DO NOT USE ANY IBUPROFEN AFTER ANY BLEEDING IS SEEN.
- Gargle Ice Water: If your child is old enough to gargle and the bleeding is light we recommend having your child gargle 1-2 glasses of ice water and spit until the water is clear. They should not swallow the water after gargling. If the bleeding continues after gargling please contact your physician immediately or take your child to the closest emergency room.
- If time permits, you should call your physician prior to going to the closest emergency room or calling an ambulance.
Nearly all children undergoing a tonsillectomy/ adenoidectomy will have mild to severe pain in the throat after surgery. Some may complain of a headache, earache (because stimulation of the same nerve that goes to the throat also travels to the ear), and a few may incur pain in the jaw and neck (due to positioning of the patient in the operating room). Children complain of differing degrees of throat and/ or ear pain for up to 14 days. Pain is often worse at night and may prompt the need for additional pain medication. Elevation of the head may help reduce this. Pain is more easily controlled if it is treated when it first begins. We recommend that your child take the pain medication prescribed every 4-6 hours while awake for the first 5-7 days. Please be aware that most narcotic pain medications also contain Tylenol (acetaminophen). You should NOT give pain medication and Tylenol (acetaminophen) to your child in the same 4-hour period. DO NOT USE ASPIRIN IN ANY FORM as this may increase the risk of bleeding. Pain control is a trial and error treatment. We ask parents to use prescribed pain medications consistently for the first 5 days after surgery. After the 5th day, ibuprofen can be used as needed; however, it should be discontinued immediately if any bleeding is seen.
Narcotic pain medications (such as Lortab or hydrocodone) may cause nausea and /or vomiting. Taking this medication after drinking or eating may decrease the chance of nausea and/or vomiting. Your physician may give you a prescription for Zofran, a medication that helps to control nausea.
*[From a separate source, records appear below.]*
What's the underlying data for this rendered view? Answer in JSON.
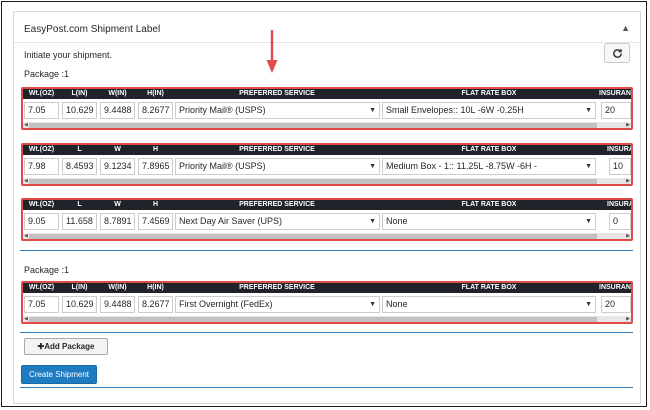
{
  "panel": {
    "title": "EasyPost.com Shipment Label",
    "toggle_icon": "triangle-up-icon",
    "initiate_text": "Initiate your shipment.",
    "refresh_icon": "refresh-icon"
  },
  "groups": [
    {
      "label": "Package :1"
    },
    {
      "label": "Package :1"
    }
  ],
  "packages": [
    {
      "headers": [
        "Wt.(OZ)",
        "L(IN)",
        "W(IN)",
        "H(IN)",
        "PREFERRED SERVICE",
        "FLAT RATE BOX",
        "INSURAN"
      ],
      "weight": "7.05",
      "length": "10.629",
      "width": "9.4488",
      "height": "8.2677",
      "service": "Priority Mail® (USPS)",
      "flat_rate_box": "Small Envelopes:: 10L -6W -0.25H",
      "insurance": "20"
    },
    {
      "headers": [
        "Wt.(OZ)",
        "L",
        "W",
        "H",
        "PREFERRED SERVICE",
        "FLAT RATE BOX",
        "INSURA"
      ],
      "weight": "7.98",
      "length": "8.4593",
      "width": "9.1234",
      "height": "7.8965",
      "service": "Priority Mail® (USPS)",
      "flat_rate_box": "Medium Box - 1:: 11.25L -8.75W -6H -",
      "insurance": "10"
    },
    {
      "headers": [
        "Wt.(OZ)",
        "L",
        "W",
        "H",
        "PREFERRED SERVICE",
        "FLAT RATE BOX",
        "INSURA"
      ],
      "weight": "9.05",
      "length": "11.658",
      "width": "8.7891",
      "height": "7.4569",
      "service": "Next Day Air Saver (UPS)",
      "flat_rate_box": "None",
      "insurance": "0"
    },
    {
      "headers": [
        "Wt.(OZ)",
        "L(IN)",
        "W(IN)",
        "H(IN)",
        "PREFERRED SERVICE",
        "FLAT RATE BOX",
        "INSURAN"
      ],
      "weight": "7.05",
      "length": "10.629",
      "width": "9.4488",
      "height": "8.2677",
      "service": "First Overnight (FedEx)",
      "flat_rate_box": "None",
      "insurance": "20"
    }
  ],
  "buttons": {
    "add_package": "✚Add Package",
    "create_shipment": "Create Shipment"
  },
  "colors": {
    "highlight_border": "#e04a4a",
    "header_bg": "#20232a",
    "accent_blue": "#1f7bbf",
    "annotation_arrow": "#e04a4a"
  }
}
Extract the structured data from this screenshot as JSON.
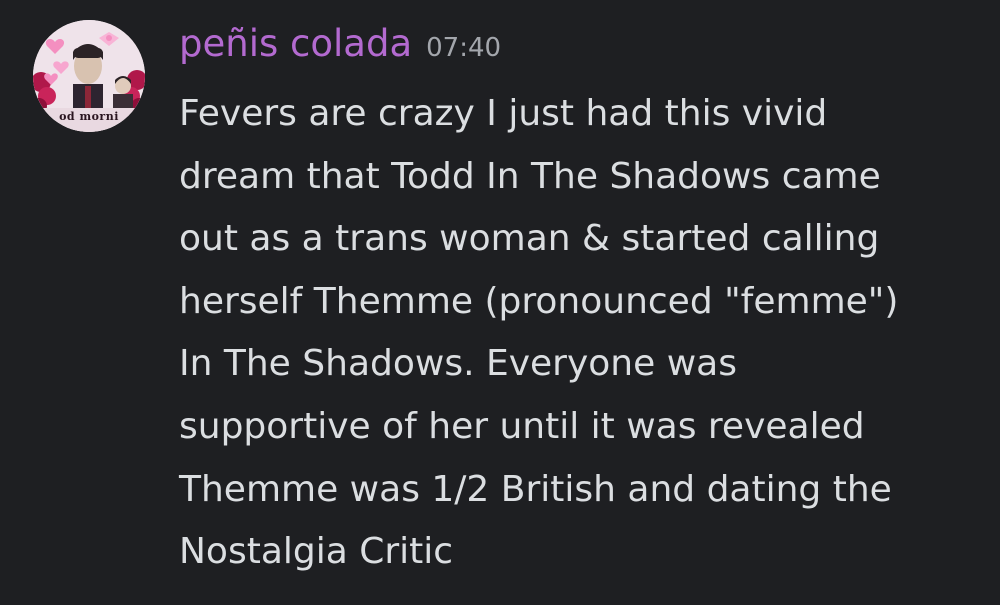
{
  "message": {
    "author": "peñis colada",
    "timestamp": "07:40",
    "avatar": {
      "caption": "od morni"
    },
    "content_lines": [
      "Fevers are crazy I just had this vivid",
      "dream that Todd In The Shadows came",
      "out as a trans woman & started calling",
      "herself Themme (pronounced \"femme\")",
      "In The Shadows. Everyone was",
      "supportive of her until it was revealed",
      "Themme was 1/2 British and dating the",
      "Nostalgia Critic"
    ]
  },
  "colors": {
    "background": "#1e1f22",
    "username": "#b36ad0",
    "timestamp": "#a3a6ac",
    "text": "#dbdee1"
  }
}
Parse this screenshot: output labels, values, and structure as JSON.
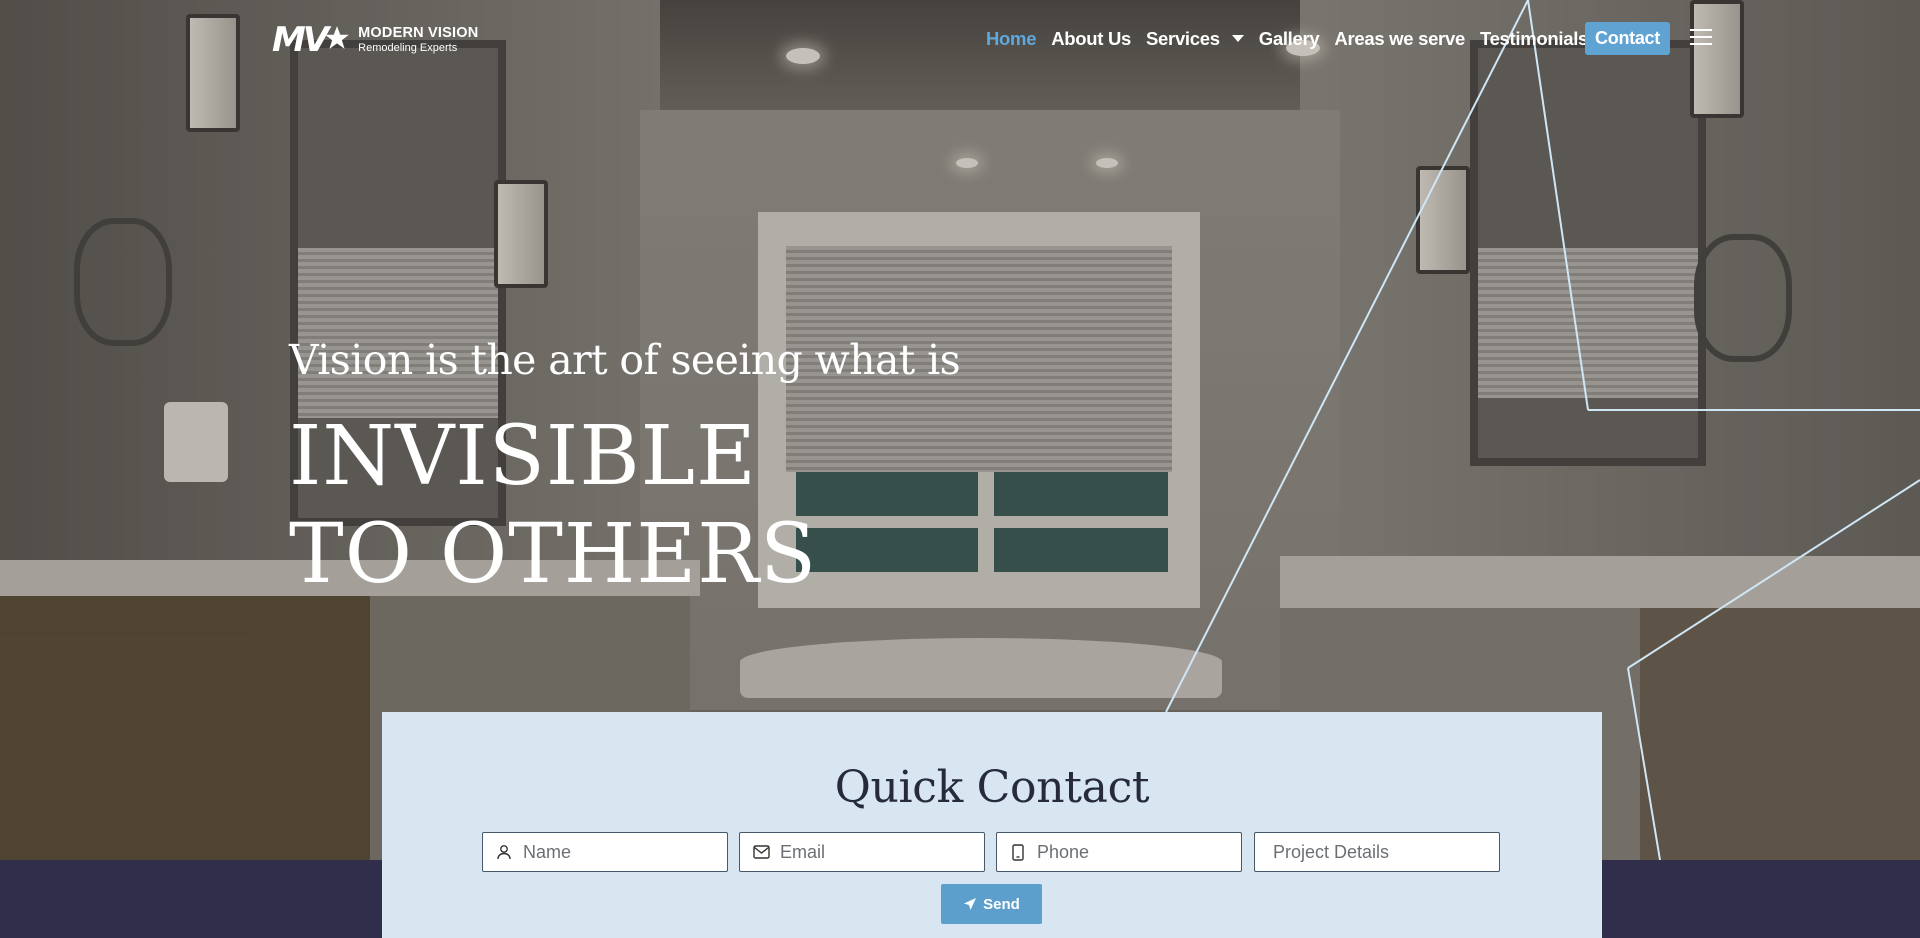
{
  "brand": {
    "logo_mark": "MV",
    "name": "MODERN VISION",
    "tagline": "Remodeling Experts"
  },
  "nav": {
    "items": [
      {
        "label": "Home",
        "active": true
      },
      {
        "label": "About Us"
      },
      {
        "label": "Services",
        "has_dropdown": true
      },
      {
        "label": "Gallery"
      },
      {
        "label": "Areas we serve"
      },
      {
        "label": "Testimonials"
      }
    ],
    "contact_label": "Contact",
    "menu_icon": "hamburger-menu-icon"
  },
  "hero": {
    "subtitle": "Vision is the art of seeing what is",
    "title": "INVISIBLE TO OTHERS"
  },
  "quick_contact": {
    "title": "Quick Contact",
    "fields": [
      {
        "placeholder": "Name",
        "icon": "user-icon"
      },
      {
        "placeholder": "Email",
        "icon": "envelope-icon"
      },
      {
        "placeholder": "Phone",
        "icon": "phone-icon"
      },
      {
        "placeholder": "Project Details",
        "icon": ""
      }
    ],
    "send_label": "Send",
    "send_icon": "paper-plane-icon"
  },
  "colors": {
    "accent": "#5fa3d3",
    "active_nav": "#5fa8dc",
    "card_bg": "#d7e6f1",
    "band_bg": "#302e4b",
    "title_text": "#262a3a"
  }
}
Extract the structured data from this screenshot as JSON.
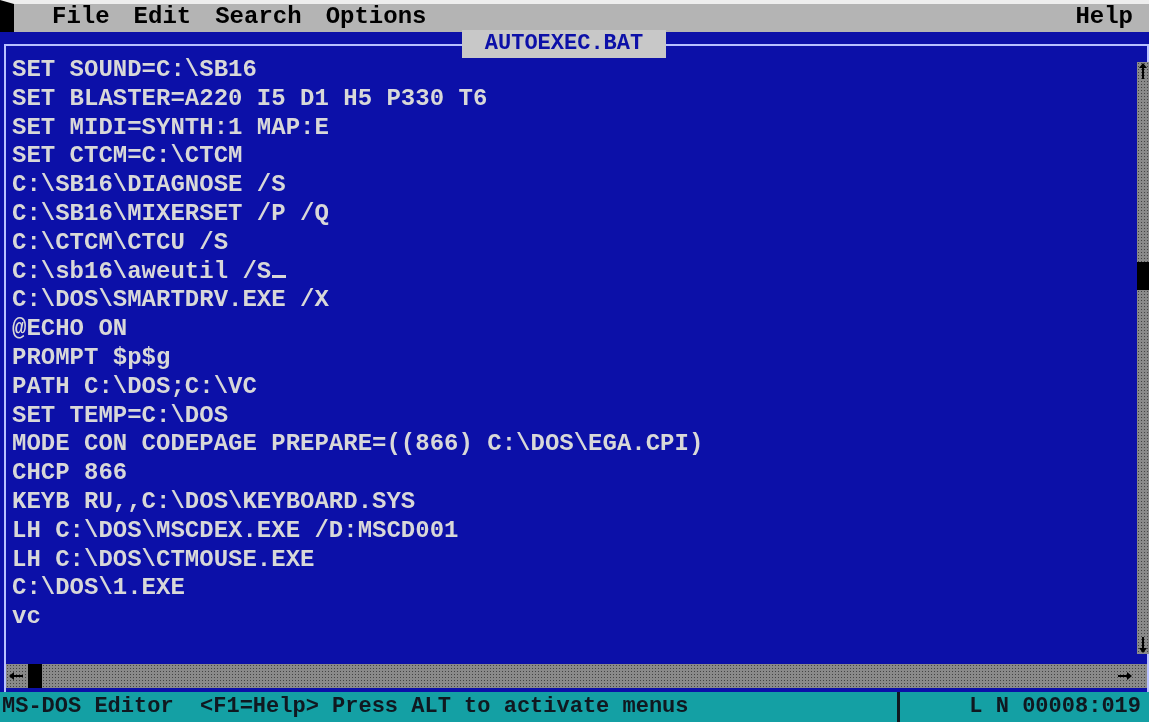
{
  "menu_bar": {
    "menus": [
      "File",
      "Edit",
      "Search",
      "Options"
    ],
    "right_menus": [
      "Help"
    ]
  },
  "editor": {
    "title": "AUTOEXEC.BAT",
    "lines": [
      {
        "text": "SET SOUND=C:\\SB16",
        "cursor": false
      },
      {
        "text": "SET BLASTER=A220 I5 D1 H5 P330 T6",
        "cursor": false
      },
      {
        "text": "SET MIDI=SYNTH:1 MAP:E",
        "cursor": false
      },
      {
        "text": "SET CTCM=C:\\CTCM",
        "cursor": false
      },
      {
        "text": "C:\\SB16\\DIAGNOSE /S",
        "cursor": false
      },
      {
        "text": "C:\\SB16\\MIXERSET /P /Q",
        "cursor": false
      },
      {
        "text": "C:\\CTCM\\CTCU /S",
        "cursor": false
      },
      {
        "text": "C:\\sb16\\aweutil /S",
        "cursor": true
      },
      {
        "text": "C:\\DOS\\SMARTDRV.EXE /X",
        "cursor": false
      },
      {
        "text": "@ECHO ON",
        "cursor": false
      },
      {
        "text": "PROMPT $p$g",
        "cursor": false
      },
      {
        "text": "PATH C:\\DOS;C:\\VC",
        "cursor": false
      },
      {
        "text": "SET TEMP=C:\\DOS",
        "cursor": false
      },
      {
        "text": "MODE CON CODEPAGE PREPARE=((866) C:\\DOS\\EGA.CPI)",
        "cursor": false
      },
      {
        "text": "CHCP 866",
        "cursor": false
      },
      {
        "text": "KEYB RU,,C:\\DOS\\KEYBOARD.SYS",
        "cursor": false
      },
      {
        "text": "LH C:\\DOS\\MSCDEX.EXE /D:MSCD001",
        "cursor": false
      },
      {
        "text": "LH C:\\DOS\\CTMOUSE.EXE",
        "cursor": false
      },
      {
        "text": "C:\\DOS\\1.EXE",
        "cursor": false
      },
      {
        "text": "vc",
        "cursor": false
      }
    ]
  },
  "status_bar": {
    "message": "MS-DOS Editor  <F1=Help> Press ALT to activate menus",
    "position": "L N 00008:019"
  }
}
Your child may develop constipation as a result of narcotic use and dehydration. Encouraging fluid intake is the best thing you can do to limit the potential for constipation. If possible, adding fiber to your child’s diet (oatmeal, prunes, apricots, plums, raisins, peas, beans, broccoli, and whole-grains) may help to prevent constipation. In more severe cases your primary care physician may recommend or prescribe a mild laxative such as glucolax (miralax) or enema. Never give your child a laxative or other types of stool-softening medications without first consulting with your primary care physician. If your child has a history of constipation and has previously been recommended a stool softener by their primary care physician, we would recommend restarting this prior to surgery.
It is very common for children to get bad breath for several weeks. The back of the throat will change with healing. Do not be concerned if the throat appears white and foamy. Your child may brush their teeth, but gargling and mouthwash are not recommended. Coughing and throat clearing may be done gently.
Please call to make a follow-up appointment for 4-6 weeks after surgery: 214-494-4150
How can I reach the doctor after hours?
There is a doctor on call 24 hours. If you need to reach us please call the office: 214.494.4150